Twenty years ago a woman we’ll call Estelle* came to my office for coaching. Estelle was 84 and had been living with chronic pain from two failed back surgeries she’d had years earlier. She’d been on opioid pain medication since before the first operation.
As with my other pain clients, I was struck by the consistency of the suffering despite the meds. Her story put me in mind of a client with chronic headaches who had been on eight Vicodin (hyrocodone) a day–two every four hours. Also, no relief from the drugs.
Estelle’s life was, literally, a mess. Her apartment was so cluttered that she’d been ashamed to have visitors. She couldn’t sort the mail. Instead, she plopped it on whatever surface she could still find–all of it, junk flyers, letters, and bills jumbled together. No place to sit, she spent most of her days in bed. She saw no friends and went out only to doctor appointments.
Estelle was an addict. Recent press coverage has alerted us to the severe and growing problem of pain-killer addictions, greater in number than that of any other substance, whether legal or illegal. I drew the following statistics from the Aug. 22, 2014, Wall Street Journal.
The Center for Disease Control and Prevention informs us that over 16,500 people died from opioid-based pain medications in 2010. The number of prescriptions for hydrocodone-based drugs dispensed last year? 128.86 million. Sales increased 21% from 2012 to $1.05 billion, although the number of prescriptions decreased 6% over that time period.
My husband returned from the pharmacy with 2 bottles prescribed by the dentist for his upcoming surgery: 1) antibiotic 2) hydrocodone. The latter joins the company of unused bottles in our closet prescribed by various medical professionals–some for back pain, others for who-knows what. None of the prescribers has ever asked him if he has a history of addiction, or even checks his electronic medical records (if these in fact actually work) to find out how many times he’s filled the prescriptions in the past. No controls via the pharmacy’s computer, either.
He’s never been counseled to discard old bottles, to avoid “sharing” the pills with others, nor to guard the drugs from illegal use by others in the household–spouses, children, health care aids, cleaning help, babysitters, houseguests. None of his prescribing professionals has ever discussed the side effects and risks from taking hydrocodone.
Despite this total black-out of information, when the dentist completed the implant, he handed my husband a pill and a cup of water. What did that pill turn out to be? You guessed it–hydrocodone.
So, what does this have to do with Estelle? Estelle joined Narcotics Anonymous, worked hard, and got off her pain meds.
What happened to her pain? We worked together to identify triggers, to rate the pain’s intensity, and to conquer the fear of pain, which had driven her to dose so frequently with addictive medications. Paradoxically, pain meds can produce a rebound effect, in which the drug cycle actually increases the pain.
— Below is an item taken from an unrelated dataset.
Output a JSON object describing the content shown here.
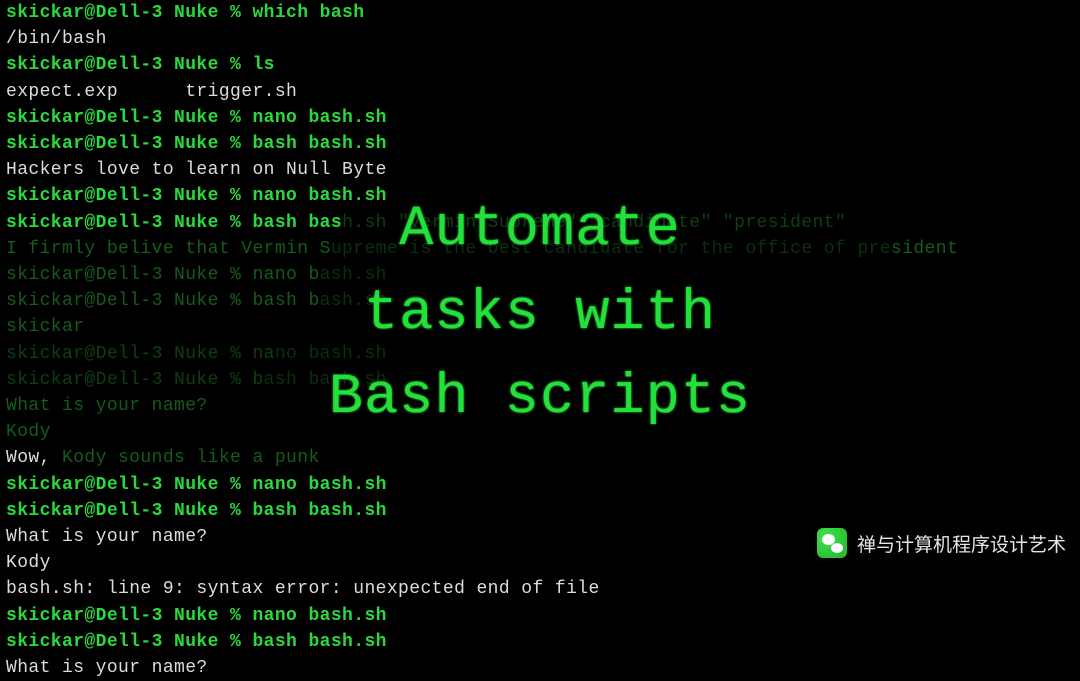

Employing the beneficial techniques of hypnotherapy, biofeedback, breathing, and guided imagery, I was able to help her improve on all pain measures.
Once Estelle was both drug-free and comfortable, she joined the local community center’s writing circle, surprised to discover that she had talent. She added a choral group and exercise classes and was trying to fit in a card game. The mail? Oh yes, she’d thrown all that junk out.
I hope she is never handed a pain pill by a doctor or dentist. Such an ignorant mistake could set her back years.
I don’t know if the day an 84 year old woman walked into her first NA meeting it surprised anyone in the group. Recent awareness of pain medication addiction and its lethal consequences has made it clear that this frightening problem knows no age, religious, or socio-economic distinctions.
If any of this sounds familiar to you, take a lesson from Estelle. Observe Pain Awareness Month: attend your first NA meeting tonight.
*Like all examples in this blog, “Estelle” is a teaching example, a composite of several stories plus narrative flourishes.
LINKS OF INTEREST
- Prescription painkillers: 5 surprising facts: Why you should be concerned about opioids—the most prescribed drugs in America
- The New York Times’ 2013 piece “The Problem With Pain Pills“